> **EXERCISE AIM**
Omit the pictures, then reproduce every remaining record exactly.

————————

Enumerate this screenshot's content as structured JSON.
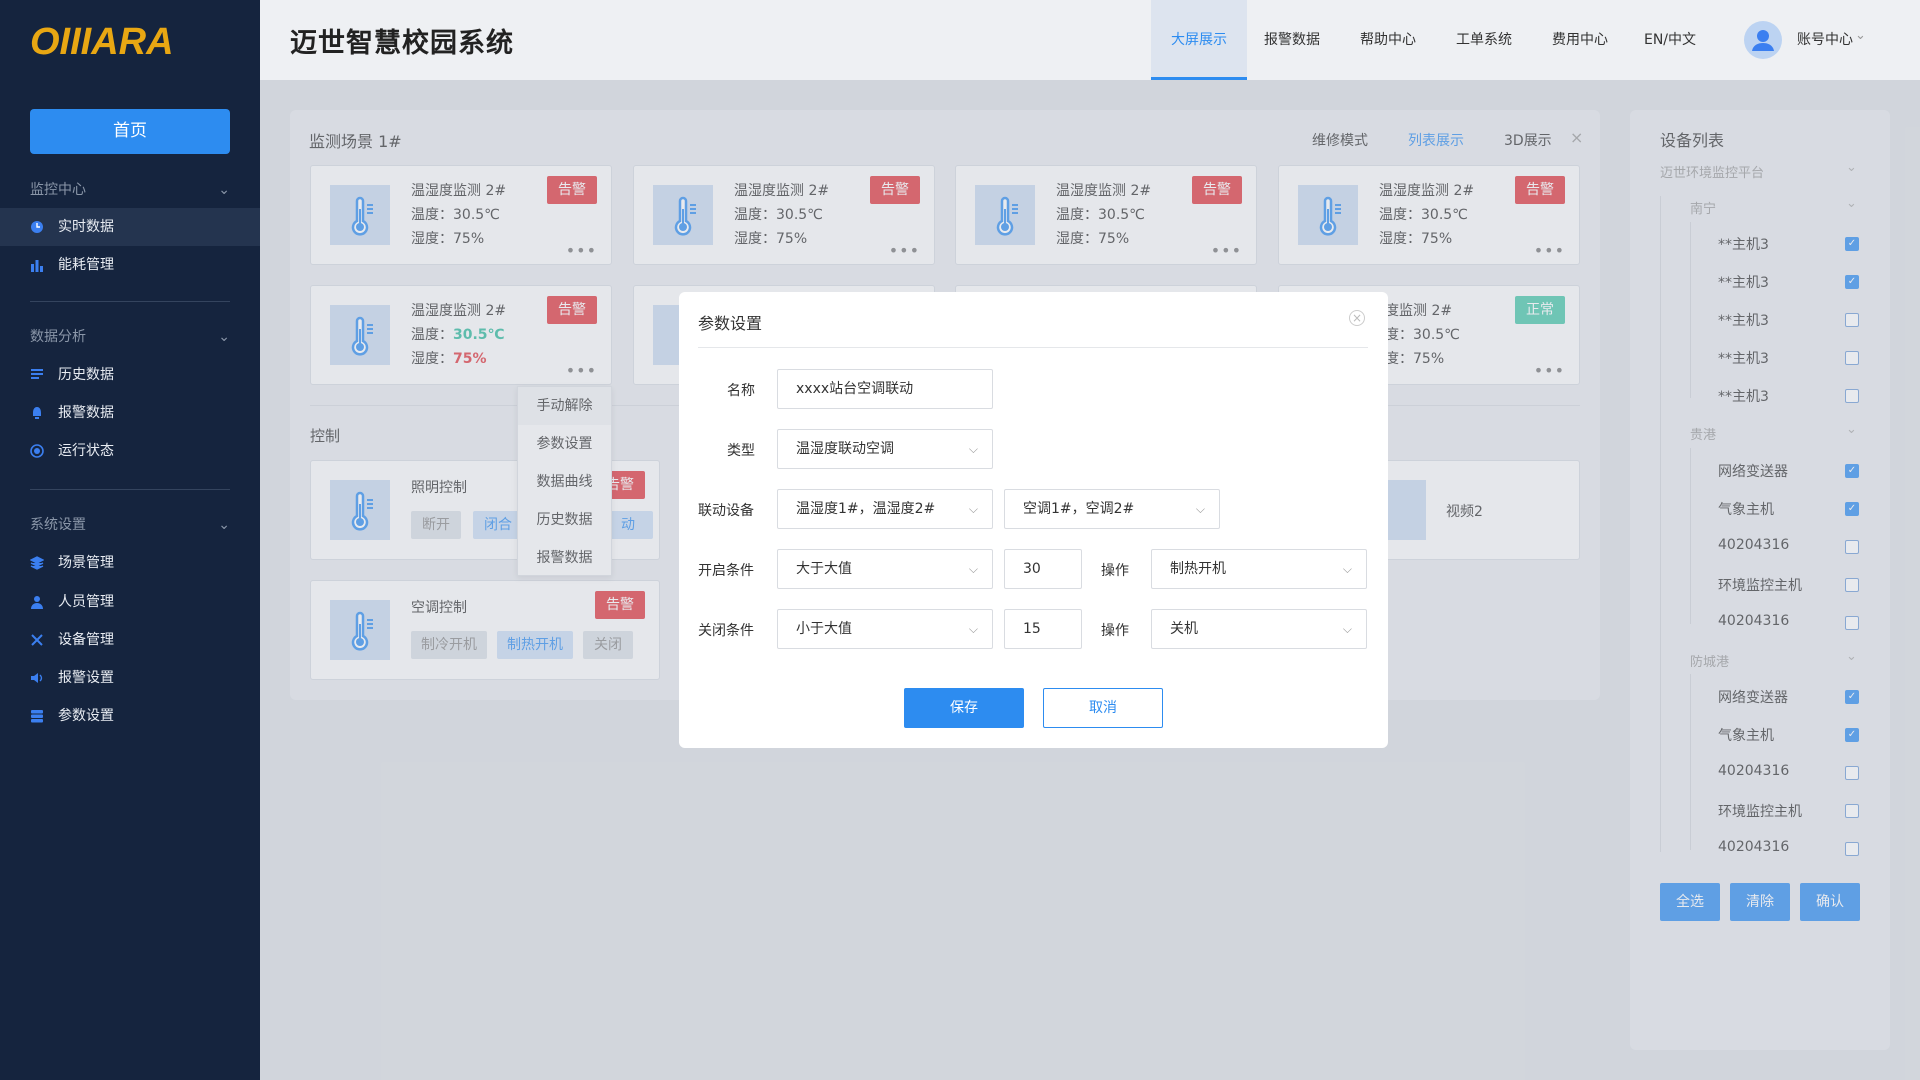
{
  "app": {
    "logo": "OIIIARA",
    "title": "迈世智慧校园系统"
  },
  "sidebar": {
    "home": "首页",
    "sections": [
      {
        "title": "监控中心",
        "items": [
          "实时数据",
          "能耗管理"
        ]
      },
      {
        "title": "数据分析",
        "items": [
          "历史数据",
          "报警数据",
          "运行状态"
        ]
      },
      {
        "title": "系统设置",
        "items": [
          "场景管理",
          "人员管理",
          "设备管理",
          "报警设置",
          "参数设置"
        ]
      }
    ]
  },
  "header": {
    "tabs": [
      "大屏展示",
      "报警数据",
      "帮助中心",
      "工单系统",
      "费用中心",
      "EN/中文"
    ],
    "active_tab": "大屏展示",
    "account": "账号中心"
  },
  "panel": {
    "title": "监测场景 1#",
    "modes": [
      "维修模式",
      "列表展示",
      "3D展示"
    ],
    "active_mode": "列表展示",
    "close": "×",
    "cards": [
      {
        "name": "温湿度监测 2#",
        "temp": "温度：30.5℃",
        "hum": "湿度：75%",
        "badge": "告警"
      },
      {
        "name": "温湿度监测 2#",
        "temp": "温度：30.5℃",
        "hum": "湿度：75%",
        "badge": "告警"
      },
      {
        "name": "温湿度监测 2#",
        "temp": "温度：30.5℃",
        "hum": "湿度：75%",
        "badge": "告警"
      },
      {
        "name": "温湿度监测 2#",
        "temp": "温度：30.5℃",
        "hum": "湿度：75%",
        "badge": "告警"
      },
      {
        "name": "温湿度监测 2#",
        "temp_label": "温度：",
        "temp_value": "30.5℃",
        "hum_label": "湿度：",
        "hum_value": "75%",
        "badge": "告警"
      },
      {
        "name": "度监测 2#",
        "temp": "度：30.5℃",
        "hum": "度：75%",
        "badge": "正常"
      }
    ],
    "dots": "•••",
    "control_title": "控制",
    "light": {
      "name": "照明控制",
      "badge": "告警",
      "buttons": [
        "断开",
        "闭合",
        "动"
      ]
    },
    "ac": {
      "name": "空调控制",
      "badge": "告警",
      "buttons": [
        "制冷开机",
        "制热开机",
        "关闭"
      ]
    },
    "video": {
      "name": "视频2"
    }
  },
  "context_menu": [
    "手动解除",
    "参数设置",
    "数据曲线",
    "历史数据",
    "报警数据"
  ],
  "modal": {
    "title": "参数设置",
    "close": "×",
    "name_label": "名称",
    "name_value": "xxxx站台空调联动",
    "type_label": "类型",
    "type_value": "温湿度联动空调",
    "link_label": "联动设备",
    "link_value1": "温湿度1#，温湿度2#",
    "link_value2": "空调1#，空调2#",
    "open_label": "开启条件",
    "open_cond": "大于大值",
    "open_num": "30",
    "op_label": "操作",
    "open_op": "制热开机",
    "close_label": "关闭条件",
    "close_cond": "小于大值",
    "close_num": "15",
    "close_op": "关机",
    "save": "保存",
    "cancel": "取消"
  },
  "device_list": {
    "title": "设备列表",
    "root": "迈世环境监控平台",
    "groups": [
      {
        "name": "南宁",
        "items": [
          {
            "label": "**主机3",
            "checked": true
          },
          {
            "label": "**主机3",
            "checked": true
          },
          {
            "label": "**主机3",
            "checked": false
          },
          {
            "label": "**主机3",
            "checked": false
          },
          {
            "label": "**主机3",
            "checked": false
          }
        ]
      },
      {
        "name": "贵港",
        "items": [
          {
            "label": "网络变送器",
            "checked": true
          },
          {
            "label": "气象主机",
            "checked": true
          },
          {
            "label": "40204316",
            "checked": false
          },
          {
            "label": "环境监控主机",
            "checked": false
          },
          {
            "label": "40204316",
            "checked": false
          }
        ]
      },
      {
        "name": "防城港",
        "items": [
          {
            "label": "网络变送器",
            "checked": true
          },
          {
            "label": "气象主机",
            "checked": true
          },
          {
            "label": "40204316",
            "checked": false
          },
          {
            "label": "环境监控主机",
            "checked": false
          },
          {
            "label": "40204316",
            "checked": false
          }
        ]
      }
    ],
    "buttons": [
      "全选",
      "清除",
      "确认"
    ]
  },
  "colors": {
    "accent": "#2d8cf0",
    "alarm": "#e0363d",
    "normal": "#45c6a8",
    "sidebar": "#15243e",
    "logo": "#e8a713"
  }
}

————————

> **EXPECTED ANSWER**
Enumerate this screenshot's content as structured JSON.
{
  "app": {
    "logo": "OIIIARA",
    "title": "迈世智慧校园系统"
  },
  "sidebar": {
    "home": "首页",
    "sections": [
      {
        "title": "监控中心",
        "items": [
          "实时数据",
          "能耗管理"
        ]
      },
      {
        "title": "数据分析",
        "items": [
          "历史数据",
          "报警数据",
          "运行状态"
        ]
      },
      {
        "title": "系统设置",
        "items": [
          "场景管理",
          "人员管理",
          "设备管理",
          "报警设置",
          "参数设置"
        ]
      }
    ]
  },
  "header": {
    "tabs": [
      "大屏展示",
      "报警数据",
      "帮助中心",
      "工单系统",
      "费用中心",
      "EN/中文"
    ],
    "active_tab": "大屏展示",
    "account": "账号中心"
  },
  "panel": {
    "title": "监测场景 1#",
    "modes": [
      "维修模式",
      "列表展示",
      "3D展示"
    ],
    "active_mode": "列表展示",
    "close": "×",
    "cards": [
      {
        "name": "温湿度监测 2#",
        "temp": "温度：30.5℃",
        "hum": "湿度：75%",
        "badge": "告警"
      },
      {
        "name": "温湿度监测 2#",
        "temp": "温度：30.5℃",
        "hum": "湿度：75%",
        "badge": "告警"
      },
      {
        "name": "温湿度监测 2#",
        "temp": "温度：30.5℃",
        "hum": "湿度：75%",
        "badge": "告警"
      },
      {
        "name": "温湿度监测 2#",
        "temp": "温度：30.5℃",
        "hum": "湿度：75%",
        "badge": "告警"
      },
      {
        "name": "温湿度监测 2#",
        "temp_label": "温度：",
        "temp_value": "30.5℃",
        "hum_label": "湿度：",
        "hum_value": "75%",
        "badge": "告警"
      },
      {
        "name": "度监测 2#",
        "temp": "度：30.5℃",
        "hum": "度：75%",
        "badge": "正常"
      }
    ],
    "dots": "•••",
    "control_title": "控制",
    "light": {
      "name": "照明控制",
      "badge": "告警",
      "buttons": [
        "断开",
        "闭合",
        "动"
      ]
    },
    "ac": {
      "name": "空调控制",
      "badge": "告警",
      "buttons": [
        "制冷开机",
        "制热开机",
        "关闭"
      ]
    },
    "video": {
      "name": "视频2"
    }
  },
  "context_menu": [
    "手动解除",
    "参数设置",
    "数据曲线",
    "历史数据",
    "报警数据"
  ],
  "modal": {
    "title": "参数设置",
    "close": "×",
    "name_label": "名称",
    "name_value": "xxxx站台空调联动",
    "type_label": "类型",
    "type_value": "温湿度联动空调",
    "link_label": "联动设备",
    "link_value1": "温湿度1#，温湿度2#",
    "link_value2": "空调1#，空调2#",
    "open_label": "开启条件",
    "open_cond": "大于大值",
    "open_num": "30",
    "op_label": "操作",
    "open_op": "制热开机",
    "close_label": "关闭条件",
    "close_cond": "小于大值",
    "close_num": "15",
    "close_op": "关机",
    "save": "保存",
    "cancel": "取消"
  },
  "device_list": {
    "title": "设备列表",
    "root": "迈世环境监控平台",
    "groups": [
      {
        "name": "南宁",
        "items": [
          {
            "label": "**主机3",
            "checked": true
          },
          {
            "label": "**主机3",
            "checked": true
          },
          {
            "label": "**主机3",
            "checked": false
          },
          {
            "label": "**主机3",
            "checked": false
          },
          {
            "label": "**主机3",
            "checked": false
          }
        ]
      },
      {
        "name": "贵港",
        "items": [
          {
            "label": "网络变送器",
            "checked": true
          },
          {
            "label": "气象主机",
            "checked": true
          },
          {
            "label": "40204316",
            "checked": false
          },
          {
            "label": "环境监控主机",
            "checked": false
          },
          {
            "label": "40204316",
            "checked": false
          }
        ]
      },
      {
        "name": "防城港",
        "items": [
          {
            "label": "网络变送器",
            "checked": true
          },
          {
            "label": "气象主机",
            "checked": true
          },
          {
            "label": "40204316",
            "checked": false
          },
          {
            "label": "环境监控主机",
            "checked": false
          },
          {
            "label": "40204316",
            "checked": false
          }
        ]
      }
    ],
    "buttons": [
      "全选",
      "清除",
      "确认"
    ]
  },
  "colors": {
    "accent": "#2d8cf0",
    "alarm": "#e0363d",
    "normal": "#45c6a8",
    "sidebar": "#15243e",
    "logo": "#e8a713"
  }
}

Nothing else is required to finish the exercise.